From 1951-1955 he studied at New York College of Music and the New England Conservatory of Music, concentrating on piano and music theory. He immersed himself in 20th century classical composers, including Stravinsky, and found sustenance for his jazz proclivities in the work of Lennie Tristano and Dave Brubeck. Later Duke Ellington, Thelonious Monk, and Horace Silver began to influence and inform his studies.
By 1956 he was working as a professional, taking a prolonged engagement at New York's Five Spot Cafe, and making his first recording, appropriately titled Jazz Advance. In the Summer of '56 he made his Newport Jazz Festival debut.
Playing in the manner he did presented challenges in terms of finding steady work and Taylor struggled to find gigs for the rest of the '50s and the beginning of the 1960s. He eventually found work overseas, touring Scandinavian countries during the winter of 1962-63. Finding regular work for his uncompromising style of music remained a struggle, despite widespread critical accolades.
He is one of the premier improvisational pianists of our time. His approach had evolved to incorporate clusters and a dense rhythmic sensibility, coupled with the sheer physicality of a form that often found him addressing the keyboard with open palms, elbows and forearms. This made him a wholly singular figure on the jazz scene. It also clearly separated him from his peers.
His work as a pianist and composer gained some much-needed forward momentum in the 1970s and beyond as touring and recording opportunities increased, though these were largely overseas.
In 1973 he ran his own record label, Unit Core. Taylor received a Guggheim Fellowship in 1973, and recently received a MacArthur Felloship (a so-called "genius award"). He has taught at Antioch College and has toured and recorded extensively.

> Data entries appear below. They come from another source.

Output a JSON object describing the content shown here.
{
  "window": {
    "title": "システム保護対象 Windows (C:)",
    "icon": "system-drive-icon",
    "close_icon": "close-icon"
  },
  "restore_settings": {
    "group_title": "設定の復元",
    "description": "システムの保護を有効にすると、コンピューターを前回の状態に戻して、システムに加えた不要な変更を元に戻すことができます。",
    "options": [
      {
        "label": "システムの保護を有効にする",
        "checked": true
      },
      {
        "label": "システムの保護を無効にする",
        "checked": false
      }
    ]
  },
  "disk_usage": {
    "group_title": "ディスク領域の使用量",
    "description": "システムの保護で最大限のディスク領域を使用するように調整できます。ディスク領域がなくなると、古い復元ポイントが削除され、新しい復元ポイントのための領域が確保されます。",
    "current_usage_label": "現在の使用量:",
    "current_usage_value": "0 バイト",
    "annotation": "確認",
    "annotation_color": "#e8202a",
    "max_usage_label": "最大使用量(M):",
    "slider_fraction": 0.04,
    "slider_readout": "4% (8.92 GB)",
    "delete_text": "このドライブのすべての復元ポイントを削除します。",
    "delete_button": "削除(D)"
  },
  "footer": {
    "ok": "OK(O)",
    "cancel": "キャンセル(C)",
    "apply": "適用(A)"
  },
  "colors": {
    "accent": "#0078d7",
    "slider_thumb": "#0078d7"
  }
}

He was elected by the Critics to the Down Beat Hall of Fame in 1975. Taylor was finally starting to get the recognition he deserved.
In 1982 jazz critic Stanley Crouch wrote that Taylor was gay, prompting an angry response. Taylor gave an interview in 1985 to a San Francisco newspaper that stressed the importance to his music of his race and his homosexuality. In 1991 Taylor told a New York Times reporter "[s]omeone once asked me if I was gay. I said, 'Do you think a three-letter word defines the complexity of my humanity?' I avoid the trap of easy definition."
He died at his Brooklyn residence, at the age of 89.